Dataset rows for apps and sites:
▼

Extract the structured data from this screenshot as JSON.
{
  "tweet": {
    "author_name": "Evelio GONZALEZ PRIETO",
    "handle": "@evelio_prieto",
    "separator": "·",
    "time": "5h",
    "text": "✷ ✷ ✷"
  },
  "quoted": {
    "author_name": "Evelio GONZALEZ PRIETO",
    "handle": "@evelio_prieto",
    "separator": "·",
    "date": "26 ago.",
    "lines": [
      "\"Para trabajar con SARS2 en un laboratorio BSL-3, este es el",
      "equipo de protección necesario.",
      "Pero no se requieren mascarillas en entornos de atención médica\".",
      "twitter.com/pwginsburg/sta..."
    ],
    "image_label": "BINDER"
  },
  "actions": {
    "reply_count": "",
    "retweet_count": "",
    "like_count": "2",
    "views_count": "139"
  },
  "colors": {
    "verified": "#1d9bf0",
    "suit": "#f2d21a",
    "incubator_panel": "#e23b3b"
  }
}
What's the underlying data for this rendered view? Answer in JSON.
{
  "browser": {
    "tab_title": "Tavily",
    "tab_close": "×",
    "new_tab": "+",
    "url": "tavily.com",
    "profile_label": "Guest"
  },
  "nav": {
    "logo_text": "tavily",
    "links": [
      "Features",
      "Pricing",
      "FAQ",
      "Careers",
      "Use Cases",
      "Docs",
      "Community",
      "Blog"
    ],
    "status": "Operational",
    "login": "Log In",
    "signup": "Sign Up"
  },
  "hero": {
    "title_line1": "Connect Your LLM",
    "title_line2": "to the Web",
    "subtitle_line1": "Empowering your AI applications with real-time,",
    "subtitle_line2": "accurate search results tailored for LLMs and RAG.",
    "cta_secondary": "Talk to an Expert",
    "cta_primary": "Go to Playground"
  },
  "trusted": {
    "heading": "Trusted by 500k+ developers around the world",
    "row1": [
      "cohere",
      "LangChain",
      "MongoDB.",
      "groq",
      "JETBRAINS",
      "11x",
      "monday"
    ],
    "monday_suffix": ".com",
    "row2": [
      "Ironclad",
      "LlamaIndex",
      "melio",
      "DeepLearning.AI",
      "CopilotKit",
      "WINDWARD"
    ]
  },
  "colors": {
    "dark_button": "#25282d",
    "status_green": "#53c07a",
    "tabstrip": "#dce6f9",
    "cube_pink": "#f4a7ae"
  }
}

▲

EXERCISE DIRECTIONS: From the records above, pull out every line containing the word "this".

REPLY:
Extract the structured data from this screenshot as JSON.
What's the underlying data for this rendered view? Answer in JSON.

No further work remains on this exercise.